Alysa wrote about her favorite love story of all time in a movie – Cyrano (I agree, the story is very romantic). There are so many love stories that picking one out from a Hollywood movie is difficult.
The one I would choose is one that is a love story about a child bride and her shy husband, both with eyes to see their future as a good thing, rather than one they inherited by accident. Their story is not seen as a love story when people hear it, but it is one of endurance, strength, dream sharing and surrender to the greater good of the world, not just their family.
It is the story of two kids from India, who then became British, and finally South Africans, when they decided to move back to India to step into their destiny.
Mohandas Gandhi is commonly known as Mahatma or "Great Soul", an honorific given before he left South Africa for India in 1914. In India they call him Bapu (Father), the honored Father of the Nation. October 2, his birthday is commemorated as a world-wide as the International Day of Non-Violence. You know what they say about all great men: behind every one of them is a woman…shaking her head and rolling her eyes; “Yeah, I know who you really are, dude.”
In May 1883, the 13-year-old Mohandas was married to 14-year-old Kasturba, in an arranged child marriage, something that was not uncommon in the Hindu culture at the time. In the process, he actually got behind in school, distracted by the ceremonies relating to marriage and family obligations of a husband.
"As we didn't know much about marriage,” Ghandi once said, “for us it meant only wearing new clothes, eating sweets and playing with relatives." However, as was prevailing tradition, the adolescent bride was to spend much time at her parents' house, and away from her husband.
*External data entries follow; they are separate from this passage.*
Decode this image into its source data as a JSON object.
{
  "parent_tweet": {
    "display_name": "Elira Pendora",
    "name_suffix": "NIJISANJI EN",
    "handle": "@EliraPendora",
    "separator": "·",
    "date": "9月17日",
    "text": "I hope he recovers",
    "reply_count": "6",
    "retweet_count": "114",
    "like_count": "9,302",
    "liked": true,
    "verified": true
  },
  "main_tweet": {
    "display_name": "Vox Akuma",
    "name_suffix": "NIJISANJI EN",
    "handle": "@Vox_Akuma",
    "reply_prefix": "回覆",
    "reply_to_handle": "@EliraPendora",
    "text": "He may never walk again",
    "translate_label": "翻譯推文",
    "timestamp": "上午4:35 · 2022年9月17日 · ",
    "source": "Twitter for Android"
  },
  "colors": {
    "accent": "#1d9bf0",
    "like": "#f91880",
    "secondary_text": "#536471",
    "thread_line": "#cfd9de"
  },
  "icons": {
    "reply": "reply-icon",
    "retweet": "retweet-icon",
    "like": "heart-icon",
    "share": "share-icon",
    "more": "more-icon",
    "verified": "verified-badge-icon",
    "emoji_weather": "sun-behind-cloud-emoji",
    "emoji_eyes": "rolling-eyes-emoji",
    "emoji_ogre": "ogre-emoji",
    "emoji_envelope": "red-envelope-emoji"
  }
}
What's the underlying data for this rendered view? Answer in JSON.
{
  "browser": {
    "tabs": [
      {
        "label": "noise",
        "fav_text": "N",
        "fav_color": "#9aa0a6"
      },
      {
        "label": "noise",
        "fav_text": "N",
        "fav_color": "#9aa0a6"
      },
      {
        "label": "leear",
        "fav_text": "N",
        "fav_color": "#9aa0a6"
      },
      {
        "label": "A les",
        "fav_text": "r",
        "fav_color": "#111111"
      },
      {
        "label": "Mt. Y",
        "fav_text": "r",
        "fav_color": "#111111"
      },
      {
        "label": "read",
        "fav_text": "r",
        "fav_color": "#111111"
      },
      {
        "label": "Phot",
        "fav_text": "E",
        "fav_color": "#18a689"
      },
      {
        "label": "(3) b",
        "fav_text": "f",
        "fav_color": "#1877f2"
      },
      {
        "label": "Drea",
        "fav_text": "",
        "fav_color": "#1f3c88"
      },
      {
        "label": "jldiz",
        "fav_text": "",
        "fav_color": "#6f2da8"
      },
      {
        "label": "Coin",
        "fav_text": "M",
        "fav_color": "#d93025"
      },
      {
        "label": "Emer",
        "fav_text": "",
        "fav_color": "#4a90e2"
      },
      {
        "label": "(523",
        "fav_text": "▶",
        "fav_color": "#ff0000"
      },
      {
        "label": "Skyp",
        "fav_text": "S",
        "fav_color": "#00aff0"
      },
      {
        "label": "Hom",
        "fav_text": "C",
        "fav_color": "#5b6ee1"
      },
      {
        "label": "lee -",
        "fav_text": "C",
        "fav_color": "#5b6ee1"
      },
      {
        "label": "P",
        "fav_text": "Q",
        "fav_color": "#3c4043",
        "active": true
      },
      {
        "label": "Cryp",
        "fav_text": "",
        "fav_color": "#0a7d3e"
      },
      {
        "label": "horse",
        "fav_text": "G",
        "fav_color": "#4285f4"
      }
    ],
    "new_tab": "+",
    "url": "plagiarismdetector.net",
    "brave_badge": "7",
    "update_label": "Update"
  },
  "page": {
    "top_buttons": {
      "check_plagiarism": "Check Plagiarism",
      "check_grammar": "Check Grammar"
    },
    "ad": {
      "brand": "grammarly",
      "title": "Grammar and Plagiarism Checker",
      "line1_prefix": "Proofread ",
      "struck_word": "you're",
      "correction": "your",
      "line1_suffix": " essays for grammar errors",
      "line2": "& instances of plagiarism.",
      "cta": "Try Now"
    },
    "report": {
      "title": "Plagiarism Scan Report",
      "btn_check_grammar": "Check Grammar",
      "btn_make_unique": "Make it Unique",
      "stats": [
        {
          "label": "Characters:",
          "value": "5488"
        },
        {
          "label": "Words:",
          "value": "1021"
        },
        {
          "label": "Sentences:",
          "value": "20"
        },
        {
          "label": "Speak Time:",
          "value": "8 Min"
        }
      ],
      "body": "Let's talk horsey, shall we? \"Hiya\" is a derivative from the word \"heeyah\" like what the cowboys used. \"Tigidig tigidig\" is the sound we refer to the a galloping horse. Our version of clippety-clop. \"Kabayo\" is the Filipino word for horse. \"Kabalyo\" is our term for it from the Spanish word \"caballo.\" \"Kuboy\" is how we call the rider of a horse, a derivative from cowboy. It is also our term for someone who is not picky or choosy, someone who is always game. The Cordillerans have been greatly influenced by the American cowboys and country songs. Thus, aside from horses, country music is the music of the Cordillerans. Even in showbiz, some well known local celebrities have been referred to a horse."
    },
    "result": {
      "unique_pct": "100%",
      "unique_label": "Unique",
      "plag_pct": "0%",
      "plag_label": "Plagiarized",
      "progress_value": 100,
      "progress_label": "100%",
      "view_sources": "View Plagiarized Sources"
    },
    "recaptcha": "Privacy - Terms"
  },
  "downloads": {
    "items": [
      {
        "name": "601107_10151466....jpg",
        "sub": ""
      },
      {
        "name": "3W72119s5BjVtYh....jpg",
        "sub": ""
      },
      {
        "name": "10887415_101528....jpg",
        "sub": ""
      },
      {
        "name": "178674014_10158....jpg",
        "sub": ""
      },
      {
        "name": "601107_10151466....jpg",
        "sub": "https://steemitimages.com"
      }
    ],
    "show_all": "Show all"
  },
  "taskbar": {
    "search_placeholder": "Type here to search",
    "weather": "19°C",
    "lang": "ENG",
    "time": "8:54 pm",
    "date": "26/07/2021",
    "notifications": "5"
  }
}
Their marriage was meant to begin when the family began to see attraction in either partner begin to blossom – for anyone.
In 1885, when Gandhi was 15, the couple's first child was born, but lived only a few days. The grief given to the young couple so early in their marriage was not a common one, even if child mortality rates were more prevalent then. Imagine losing your first child so early in your marriage. It caused a strain on the young couple, particularly because Mohandas’ father had also died earlier that year.
Not long after the Gandhis had another son, Harilal, Mohandas boarded a ship bound for England to study law. He followed in his father’s footsteps becoming a barrister, but leaving his bride to mother their child without him for quite awhile. Upon returning as a barrister, Mohandas found that his mother had died. He and his wife had three more children, and moved to South Africa, during the height of Apartheid.
In the movie Gandhi the unique story between this husband and wife, was one of self-sacrifice. I found it completely in the face of what we see as romance. In the movie, their eye contact was the substitute for the sex scenes… primarily because the Hindu see open displays of affection as obscene.
Much has been written about the Mahatma’s sexuality, especially in the west. All of the ones that have survived until today, kept in a family trust, are written in English, but filled with Indian idioms. Because of this, much has been misunderstood in translations. Recently, a deep friendship he had with Hermann Kallenbach, a German friend and business associate, was taken and distorted by a Western author, alluding that Gandhi was gay or bisexual. It’s enough to make you ask: was this love story really a love story? But it was. I have grown to realize that what people say about another couple outside of the marriage is speculation: especially a couple as private as the Gandhis.
Their story is particularly romantic for me because you could see the movement was a family one: to change a nation, it takes more than good ideas, it takes families working together against injustice. It begins with the team of husband and wife, standing together against adversity, usually at the cost of their freedoms, comfort and possibly even their family togetherness.
So many of us see romance as candlelight dinners, walks on the beach, love and sparkles in the eyes….great sex that follows. Real romance? Try fighting an unjust cause with your soul mate who regards you as a powerful equal. That is a true aphrodisiac…. Also, each partner may feel, at times, neglected by the other. Second, even, to the cause in front of them. A romance that endures is forgiving, patient, supportive through all of this. That is what makes true love be true love, as opposed to Hollywood’s version of it.
I look at these two kids, stuck together by culture and family, and see (at the end of their story) the love that lasted through decades of loneliness and change and discomfort. That is real love, and with it, at times, comes romance…not the other way around.